Data to process START

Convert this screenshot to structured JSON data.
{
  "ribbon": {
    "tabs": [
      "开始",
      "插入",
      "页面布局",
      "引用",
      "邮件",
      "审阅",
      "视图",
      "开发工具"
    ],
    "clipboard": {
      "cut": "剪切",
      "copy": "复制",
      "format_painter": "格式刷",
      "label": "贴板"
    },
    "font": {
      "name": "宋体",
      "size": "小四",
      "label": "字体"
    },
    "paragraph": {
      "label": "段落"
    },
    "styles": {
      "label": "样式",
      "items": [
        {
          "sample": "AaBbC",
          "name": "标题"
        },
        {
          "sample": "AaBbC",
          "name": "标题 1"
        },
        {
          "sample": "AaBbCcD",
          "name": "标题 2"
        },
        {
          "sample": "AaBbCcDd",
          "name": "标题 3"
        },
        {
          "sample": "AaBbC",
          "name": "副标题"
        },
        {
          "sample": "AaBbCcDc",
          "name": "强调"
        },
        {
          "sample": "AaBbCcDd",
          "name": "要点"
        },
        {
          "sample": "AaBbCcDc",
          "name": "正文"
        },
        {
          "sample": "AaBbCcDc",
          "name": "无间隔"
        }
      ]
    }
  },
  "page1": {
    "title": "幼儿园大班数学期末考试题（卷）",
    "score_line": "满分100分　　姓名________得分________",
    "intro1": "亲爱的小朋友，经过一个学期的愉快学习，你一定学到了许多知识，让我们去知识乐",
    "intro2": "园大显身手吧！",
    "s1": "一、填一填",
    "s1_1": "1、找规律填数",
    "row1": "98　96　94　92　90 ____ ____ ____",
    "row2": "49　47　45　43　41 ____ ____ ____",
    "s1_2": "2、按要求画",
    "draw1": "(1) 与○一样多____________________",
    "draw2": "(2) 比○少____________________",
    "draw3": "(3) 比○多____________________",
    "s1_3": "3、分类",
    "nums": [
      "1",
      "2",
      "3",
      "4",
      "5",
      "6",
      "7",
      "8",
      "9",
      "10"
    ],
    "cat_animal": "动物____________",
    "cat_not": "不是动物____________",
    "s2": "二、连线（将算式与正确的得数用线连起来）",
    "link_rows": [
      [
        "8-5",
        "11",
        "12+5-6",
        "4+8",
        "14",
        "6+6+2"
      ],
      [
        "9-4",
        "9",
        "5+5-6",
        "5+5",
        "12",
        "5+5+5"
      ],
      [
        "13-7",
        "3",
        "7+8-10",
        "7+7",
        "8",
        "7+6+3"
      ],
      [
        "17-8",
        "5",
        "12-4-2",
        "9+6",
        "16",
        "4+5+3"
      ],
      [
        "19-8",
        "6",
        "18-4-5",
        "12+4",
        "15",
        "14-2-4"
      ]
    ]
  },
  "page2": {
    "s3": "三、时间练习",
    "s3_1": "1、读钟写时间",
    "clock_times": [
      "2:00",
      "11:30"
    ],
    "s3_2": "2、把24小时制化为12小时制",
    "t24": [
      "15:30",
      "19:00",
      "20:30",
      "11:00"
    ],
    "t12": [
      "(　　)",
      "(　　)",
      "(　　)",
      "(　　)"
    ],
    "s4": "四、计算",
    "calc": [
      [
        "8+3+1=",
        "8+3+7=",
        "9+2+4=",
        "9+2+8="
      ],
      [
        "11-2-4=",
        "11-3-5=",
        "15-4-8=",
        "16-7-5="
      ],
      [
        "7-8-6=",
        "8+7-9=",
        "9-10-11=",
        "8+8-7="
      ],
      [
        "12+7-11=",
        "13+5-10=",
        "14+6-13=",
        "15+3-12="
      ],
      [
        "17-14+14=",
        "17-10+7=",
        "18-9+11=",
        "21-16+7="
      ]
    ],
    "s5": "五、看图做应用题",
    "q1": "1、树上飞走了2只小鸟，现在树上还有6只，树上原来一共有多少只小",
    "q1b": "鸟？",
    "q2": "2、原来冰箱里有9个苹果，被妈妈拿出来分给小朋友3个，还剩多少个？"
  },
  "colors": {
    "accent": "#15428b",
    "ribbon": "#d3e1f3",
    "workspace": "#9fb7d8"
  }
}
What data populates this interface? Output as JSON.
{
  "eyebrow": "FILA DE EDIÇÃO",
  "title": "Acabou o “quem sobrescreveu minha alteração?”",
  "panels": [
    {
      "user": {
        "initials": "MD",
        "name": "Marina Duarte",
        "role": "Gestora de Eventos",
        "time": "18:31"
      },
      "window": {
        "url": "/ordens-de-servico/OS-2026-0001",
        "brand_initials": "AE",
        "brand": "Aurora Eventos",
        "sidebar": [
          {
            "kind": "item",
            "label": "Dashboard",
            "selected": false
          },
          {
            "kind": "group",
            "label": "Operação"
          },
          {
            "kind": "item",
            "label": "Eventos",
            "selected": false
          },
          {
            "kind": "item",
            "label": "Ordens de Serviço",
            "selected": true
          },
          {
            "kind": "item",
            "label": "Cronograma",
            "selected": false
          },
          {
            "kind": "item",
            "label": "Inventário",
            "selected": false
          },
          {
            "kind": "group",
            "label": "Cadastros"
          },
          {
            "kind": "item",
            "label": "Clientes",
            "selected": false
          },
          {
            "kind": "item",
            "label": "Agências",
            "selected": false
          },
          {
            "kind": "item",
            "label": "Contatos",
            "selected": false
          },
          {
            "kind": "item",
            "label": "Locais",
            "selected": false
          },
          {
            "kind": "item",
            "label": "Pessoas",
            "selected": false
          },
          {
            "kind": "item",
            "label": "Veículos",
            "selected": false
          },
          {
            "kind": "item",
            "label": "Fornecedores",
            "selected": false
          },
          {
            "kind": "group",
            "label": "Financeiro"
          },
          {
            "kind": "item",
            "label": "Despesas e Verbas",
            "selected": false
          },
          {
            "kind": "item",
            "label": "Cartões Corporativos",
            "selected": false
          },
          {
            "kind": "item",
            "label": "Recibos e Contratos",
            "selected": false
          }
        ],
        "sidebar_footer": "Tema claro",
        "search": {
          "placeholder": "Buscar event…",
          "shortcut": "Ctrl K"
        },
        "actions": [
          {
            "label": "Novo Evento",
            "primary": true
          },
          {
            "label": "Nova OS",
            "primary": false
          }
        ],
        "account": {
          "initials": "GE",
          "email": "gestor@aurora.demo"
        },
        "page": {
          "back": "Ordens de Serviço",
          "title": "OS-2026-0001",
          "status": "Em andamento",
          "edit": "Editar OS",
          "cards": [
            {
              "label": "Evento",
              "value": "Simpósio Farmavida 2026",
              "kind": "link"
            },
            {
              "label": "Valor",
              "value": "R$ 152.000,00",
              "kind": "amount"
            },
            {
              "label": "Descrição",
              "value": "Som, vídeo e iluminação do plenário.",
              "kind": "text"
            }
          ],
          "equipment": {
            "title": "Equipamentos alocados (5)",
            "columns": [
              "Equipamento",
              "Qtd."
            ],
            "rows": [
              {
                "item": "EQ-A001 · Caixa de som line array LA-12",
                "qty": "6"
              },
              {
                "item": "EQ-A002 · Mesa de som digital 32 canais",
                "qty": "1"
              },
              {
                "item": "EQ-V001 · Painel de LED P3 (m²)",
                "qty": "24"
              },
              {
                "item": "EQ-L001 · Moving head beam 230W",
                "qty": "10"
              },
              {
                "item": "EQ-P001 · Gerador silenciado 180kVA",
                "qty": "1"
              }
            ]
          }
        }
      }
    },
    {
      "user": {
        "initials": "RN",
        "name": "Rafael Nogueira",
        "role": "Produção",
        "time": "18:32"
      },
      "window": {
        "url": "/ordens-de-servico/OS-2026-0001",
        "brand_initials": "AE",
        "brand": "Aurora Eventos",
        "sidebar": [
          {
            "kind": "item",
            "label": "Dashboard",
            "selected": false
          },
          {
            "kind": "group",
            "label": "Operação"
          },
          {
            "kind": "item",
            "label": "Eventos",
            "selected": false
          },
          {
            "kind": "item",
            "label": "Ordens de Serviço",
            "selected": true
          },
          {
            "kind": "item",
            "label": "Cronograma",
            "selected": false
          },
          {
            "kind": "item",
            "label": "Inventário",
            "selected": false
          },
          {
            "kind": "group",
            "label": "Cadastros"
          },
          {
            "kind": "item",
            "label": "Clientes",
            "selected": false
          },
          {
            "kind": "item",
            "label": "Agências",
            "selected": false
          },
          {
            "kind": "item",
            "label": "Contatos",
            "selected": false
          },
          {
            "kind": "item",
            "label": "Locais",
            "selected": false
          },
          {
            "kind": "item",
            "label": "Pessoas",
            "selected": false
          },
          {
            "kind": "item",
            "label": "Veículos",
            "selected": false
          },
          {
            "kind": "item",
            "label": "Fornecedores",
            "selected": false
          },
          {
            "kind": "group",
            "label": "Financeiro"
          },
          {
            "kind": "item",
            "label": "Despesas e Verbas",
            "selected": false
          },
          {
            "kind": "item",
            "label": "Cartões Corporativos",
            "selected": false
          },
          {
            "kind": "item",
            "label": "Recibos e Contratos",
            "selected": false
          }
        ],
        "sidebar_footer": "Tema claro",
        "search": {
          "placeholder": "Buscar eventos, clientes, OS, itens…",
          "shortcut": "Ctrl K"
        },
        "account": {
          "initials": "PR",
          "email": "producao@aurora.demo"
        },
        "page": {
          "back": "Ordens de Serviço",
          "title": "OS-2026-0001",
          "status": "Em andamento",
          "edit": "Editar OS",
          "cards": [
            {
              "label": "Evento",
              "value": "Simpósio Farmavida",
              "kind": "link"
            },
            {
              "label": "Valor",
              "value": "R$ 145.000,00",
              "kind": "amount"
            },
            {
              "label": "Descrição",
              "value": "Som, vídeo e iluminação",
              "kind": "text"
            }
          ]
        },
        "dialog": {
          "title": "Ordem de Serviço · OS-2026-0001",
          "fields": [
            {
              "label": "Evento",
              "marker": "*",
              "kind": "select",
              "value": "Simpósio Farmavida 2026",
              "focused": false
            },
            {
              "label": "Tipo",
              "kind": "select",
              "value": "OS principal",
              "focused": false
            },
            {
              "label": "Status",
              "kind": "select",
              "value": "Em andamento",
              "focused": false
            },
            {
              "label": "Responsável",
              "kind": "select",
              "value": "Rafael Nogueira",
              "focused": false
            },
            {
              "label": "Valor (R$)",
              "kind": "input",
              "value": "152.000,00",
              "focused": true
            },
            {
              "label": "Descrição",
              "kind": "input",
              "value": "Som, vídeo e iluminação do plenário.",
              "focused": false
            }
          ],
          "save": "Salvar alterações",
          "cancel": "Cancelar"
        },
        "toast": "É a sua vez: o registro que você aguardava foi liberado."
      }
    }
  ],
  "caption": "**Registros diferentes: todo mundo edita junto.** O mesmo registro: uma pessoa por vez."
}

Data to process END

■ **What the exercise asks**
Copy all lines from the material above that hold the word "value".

■ **Result of this exercise**
              "value": "Simpósio Farmavida 2026",
              "value": "R$ 152.000,00",
              "value": "Som, vídeo e iluminação do plenário.",
              "value": "Simpósio Farmavida",
              "value": "R$ 145.000,00",
              "value": "Som, vídeo e iluminação",
              "value": "Simpósio Farmavida 2026",
              "value": "OS principal",
              "value": "Em andamento",
              "value": "Rafael Nogueira",
              "value": "152.000,00",
              "value": "Som, vídeo e iluminação do plenário.",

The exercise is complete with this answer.